To examine the association between after-school activity (ASA) participation, attention-deficit/hyperactivity disorder (ADHD) severity, and school functioning among children with ADHD.
A cross-sectional study was conducted using data from the 2016 National Survey of Children's Health on ADHD severity, ASAs and 2 domains of school functioning among children with ADHD: missed days from school and calls home from school.
Of 4,049 children with ADHD (weighted N = 5,010,662), 71.8% participated in at least 1 ASA. In multivariable regression analyses, ASA participation was associated with lower odds of moderate-to-severe ADHD [adjusted odds ratio (aOR): 0.62, 95% confidence interval (CI), 0.46–0.85] and lower odds of missed school days (aOR 0.55, 95% CI, 0.41–0.74). We did not find significant associations with calls home from school (aOR 0.79, 95% CI, 0.59–1.07).
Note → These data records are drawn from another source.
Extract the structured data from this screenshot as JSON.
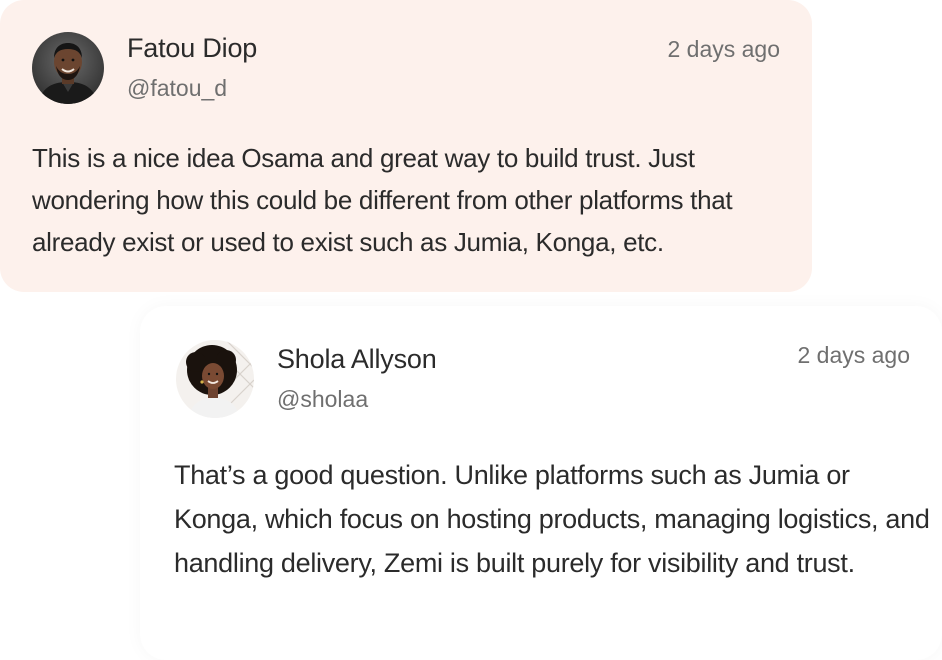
{
  "comments": [
    {
      "author_name": "Fatou Diop",
      "author_handle": "@fatou_d",
      "timestamp": "2 days ago",
      "avatar_icon": "avatar-photo-man",
      "background_color": "#fdf1ec",
      "body": "This is a nice idea Osama and great way to build trust. Just wondering how this could be different from other platforms that already exist or used to exist such as Jumia, Konga, etc."
    },
    {
      "author_name": "Shola Allyson",
      "author_handle": "@sholaa",
      "timestamp": "2 days ago",
      "avatar_icon": "avatar-photo-woman",
      "background_color": "#ffffff",
      "body": "That’s a good question. Unlike platforms such as Jumia or Konga, which focus on hosting products, managing logistics, and handling delivery, Zemi is built purely for visibility and trust."
    }
  ]
}
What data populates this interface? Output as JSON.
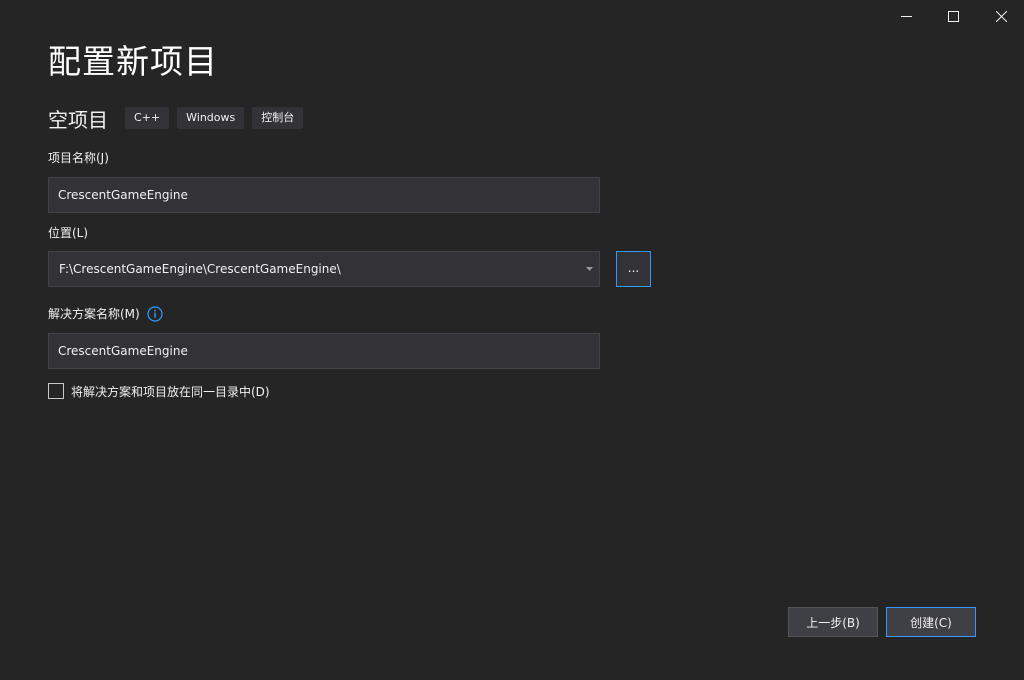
{
  "window": {
    "minimize_icon": "minimize-icon",
    "maximize_icon": "maximize-icon",
    "close_icon": "close-icon"
  },
  "page": {
    "title": "配置新项目"
  },
  "template": {
    "name": "空项目",
    "tags": [
      "C++",
      "Windows",
      "控制台"
    ]
  },
  "project_name": {
    "label": "项目名称(J)",
    "value": "CrescentGameEngine"
  },
  "location": {
    "label": "位置(L)",
    "value": "F:\\CrescentGameEngine\\CrescentGameEngine\\",
    "browse_label": "..."
  },
  "solution_name": {
    "label": "解决方案名称(M)",
    "value": "CrescentGameEngine",
    "info_icon": "info-icon"
  },
  "same_directory": {
    "label": "将解决方案和项目放在同一目录中(D)",
    "checked": false
  },
  "buttons": {
    "back_label": "上一步(B)",
    "create_label": "创建(C)"
  },
  "colors": {
    "background": "#252526",
    "input_background": "#333337",
    "accent": "#3399ff",
    "text": "#f1f1f1"
  }
}
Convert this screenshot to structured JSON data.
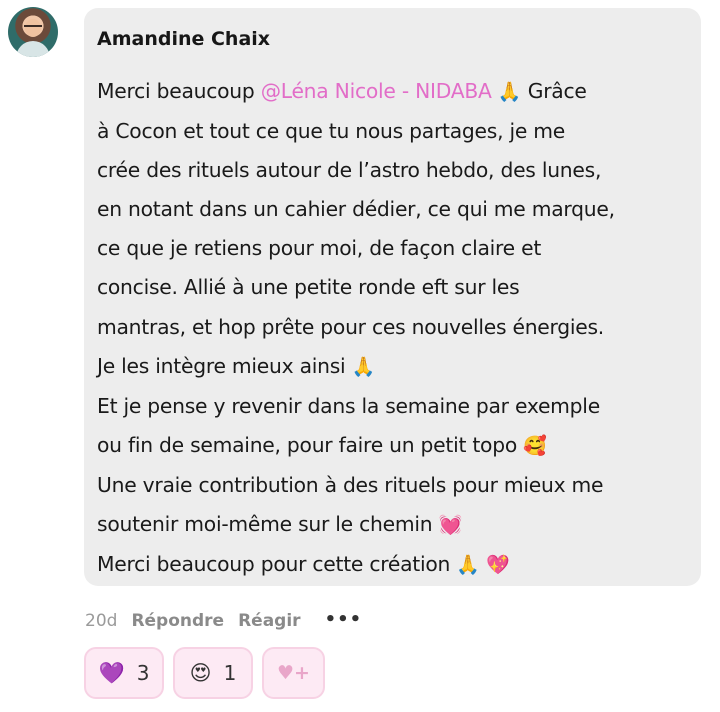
{
  "comment": {
    "author": "Amandine Chaix",
    "lines": [
      {
        "text": "Merci beaucoup ",
        "mention": "@Léna Nicole - NIDABA",
        "after": " Grâce",
        "emoji": "🙏"
      },
      {
        "text": "à Cocon et tout ce que tu nous partages, je me"
      },
      {
        "text": "crée des rituels autour de l’astro hebdo, des lunes,"
      },
      {
        "text": "en notant dans un cahier dédier, ce qui me marque,"
      },
      {
        "text": "ce que je retiens pour moi, de façon claire et"
      },
      {
        "text": "concise. Allié à une petite ronde eft sur les"
      },
      {
        "text": "mantras, et hop prête pour ces nouvelles énergies."
      },
      {
        "text": "Je les intègre mieux ainsi ",
        "emoji": "🙏"
      },
      {
        "text": "Et je pense y revenir dans la semaine par exemple"
      },
      {
        "text": "ou fin de semaine, pour faire un petit topo ",
        "emoji": "🥰"
      },
      {
        "text": "Une vraie contribution à des rituels pour mieux me"
      },
      {
        "text": "soutenir moi-même sur le chemin ",
        "emoji": "💓"
      },
      {
        "text": "Merci beaucoup pour cette création ",
        "emoji": "🙏",
        "emoji2": "💖"
      }
    ]
  },
  "actions": {
    "time": "20d",
    "reply": "Répondre",
    "react": "Réagir",
    "more": "•••"
  },
  "reactions": [
    {
      "icon": "💜",
      "icon_name": "purple-heart-icon",
      "count": "3"
    },
    {
      "icon": "😍",
      "icon_name": "heart-eyes-icon",
      "count": "1"
    }
  ],
  "add_reaction_icon": "add-reaction-icon",
  "colors": {
    "bubble": "#ededed",
    "mention": "#e26dc8",
    "reaction_bg": "#fdeaf4",
    "reaction_border": "#f7d2e4"
  }
}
After-school activity participation is associated with decreased ADHD severity and reduced school absenteeism. Efforts to optimize ADHD outcomes should consider engaging children and adolescents in ASAs.